Different from the incumbent online content aggregators who produce a large portion of their content in-house and depend on traditional display advertising for revenue generation, a new wave of content aggregation apps in China use an open publishing system, an algorithm-powered recommendation engine, and a programmatic advertising system.

This trend is led by four-year-old startup Toutiao (今日头条) that it has surpassed most of the incumbents, including Sina, Sohu and NetEase, in terms of active users and potentially in ad revenue.

Toutiao’s one-year-younger competitor, Yidian Zixun (一点资讯), though not nearly as successful, has attracted investment from two leading smart device makers, Xiaomi and OPPO, who have pre-installed the app in their smartphones. Pheonix New Media, one of the biggest online media companies in China, is also an investor.

Their approach in product design and monetization has attracted a number of copycats. The big three Chinese Internet companies, Tencent, Alibaba, and Baidu have each developed a similar service. Tencent’s Tiantian Kuaibao (天天快报), by leveraging its parent company’s huge user base, has grown very fast since its launch in mid-2015.

Source: QuestMobile
Source: QuestMobile

Toutiao was able to generate advertising revenues immediately after monetization kicked off in 2014. It had reached its annual revenue target of RMB6 billion (roughly US$900M) as of October, according to local media outlet iheima (article in Chinese). Sina, still one of the leading online news aggregators in terms of ad revenue, reported a total of 602 million USD in ad revenue (from both desktop and mobile), in the first nine months this year.

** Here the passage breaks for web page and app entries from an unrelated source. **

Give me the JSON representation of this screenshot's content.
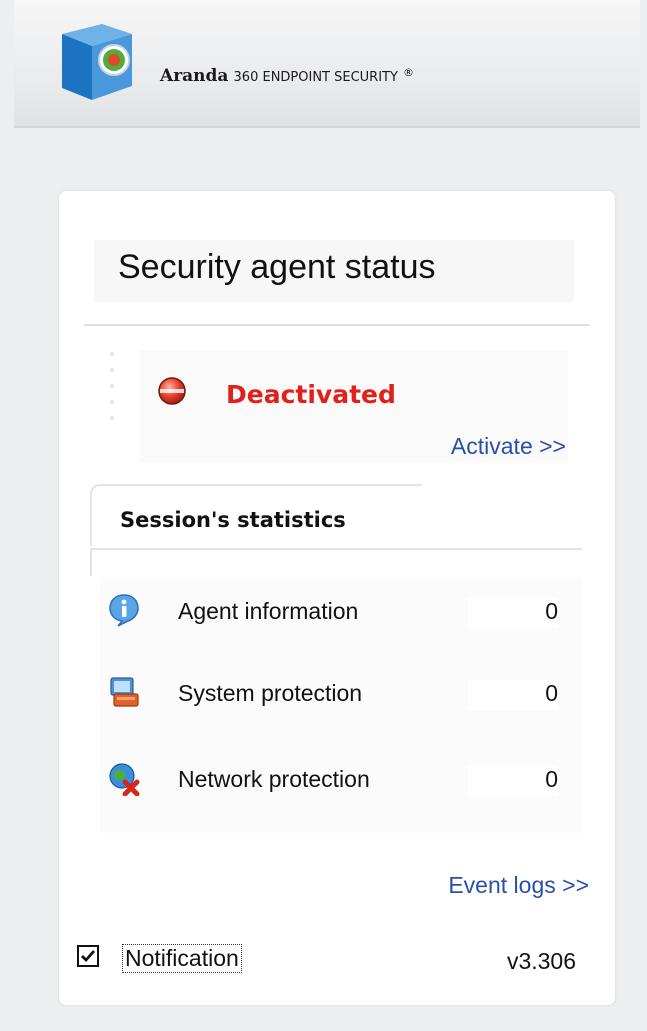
{
  "brand": {
    "name_bold": "Aranda",
    "name_rest": "360 ENDPOINT SECURITY",
    "mark": "®",
    "logo_icon": "aranda-cube-logo"
  },
  "panel": {
    "title": "Security agent status",
    "status": {
      "text": "Deactivated",
      "icon": "status-red-light-icon",
      "color": "#e0201a"
    },
    "activate_link": "Activate >>",
    "stats": {
      "title": "Session's statistics",
      "rows": [
        {
          "label": "Agent information",
          "value": "0",
          "icon": "info-icon"
        },
        {
          "label": "System protection",
          "value": "0",
          "icon": "system-protection-icon"
        },
        {
          "label": "Network protection",
          "value": "0",
          "icon": "network-protection-icon"
        }
      ]
    },
    "event_logs_link": "Event logs >>",
    "notification": {
      "label": "Notification",
      "checked": true
    },
    "version": "v3.306"
  },
  "colors": {
    "link": "#2a4fa8",
    "status_red": "#e0201a"
  }
}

Toutiao’s annual revenue will very likely be much higher than most of the old content aggregators.

ByteDance, Toutiao’s parent company, was valued at 500 million USD in its latest round of financing in June 2014 and reportedly valued at 8 billion USD earlier this year. Sina, by contrast, is trading on the NASDAQ at a market cap of over 4.6 billion USD as of this writing.

A New Model for Digital Content Distribution

A number of the first-gen Chinese Internet companies, such as Sina and Sohu, relied on the old online content aggregation model to grow. Their model would later be adopted by many other big Chinese tech companies, such as Tencent and NetEase, to complement their core business.

The new model created by Toutiao and its peers is a major update. Apart from indexing content from partnering sources, they allow not only media outlets but businesses, organizations or individuals to set up accounts and self-publish content. Earlier this year, Toutiao even created a news-writing bot.

So long as content creators are active, these apps can easily expand to other content categories. Their recent traffic growth has benefited much from the explosion of short videos in China. Toutiao saw a 160% increase in short video views in the first half of this year, much higher than article reads growth rate which is 43% in the same period of time.

Some 70% of articles consumed daily on Toutiao are from self-operated accounts. Article reads and video-clip views on Toutiao had reached 3 billion and 1 billion daily, respectively, as of November.

Toutiao generates revenue primarily from in-stream and in-article ads. Advertisers are able to place targeted ads through an automated ad-buying system and choose to pay on a CPM, CPC or CPA basis. The existing content aggregators like Tencent’s have also found automated ad-buying more efficient. During their latest earning call, Tencent management said the ad volume served by Tencent’s automated ad-buying system on Tencent News had accounted for around one-third in the third quarter this year, up from less than ten percent a year and a half ago.

Toutiao pays content partners ad revenue shares or a flat license fee, or both. Content providers can join the targeted advertising program or run their own ads including links to online stores or app install ads. Many other content platforms don’t allow including such links.

APIs and SDKs have been available for third-party developers to build related applications. Toutiao shares ad revenues with third parties such as smartphone makers and browser vendors who are allowed to integrate its service. Yidian Zixun, preloaded in Xiaomi and OPPO mobile devices, also let the latter take a revenue cut.

In the past September, Toutiao added a shopping channel by partnering with Chinese online retailer JD.com and announced a jointly developed program which will enable readers to buy items shown in some pictures in the near future.

Toutiao says they will stick with a technology-centric approach that, apart from the absence of a big editorial team, they don’t employ a big screening team as many other Chinese content services do. The app depends on algorithms to filter out misinformation or “low-quality” content.

Both Toutiao and Yidian Zixun believe that their underlying technologies will be able to scale overseas and have launched an English version. Earlier this year Toutiao acquired a stake in DailyHunt, a similar content service based in India.

Currently, the biggest competitor to Toutiao is Tencent. The social networking and gaming giant owns not only the leading old-style news service Tencent News and a fast-growing Toutiao copy but also WeChat, the most used mobile messaging app in China with its own publishing system. Like Toutiao, WeChat also enables third-party organizations or individuals to publish multi-media content. It is reported that Tencent expressed interest in acquiring Toutiao earlier this year, but was turned down.

Image Credit: Shutterstock

Tracey Xiang is Beijing, China-based tech writer. Reach her at traceyxiang@gmail.com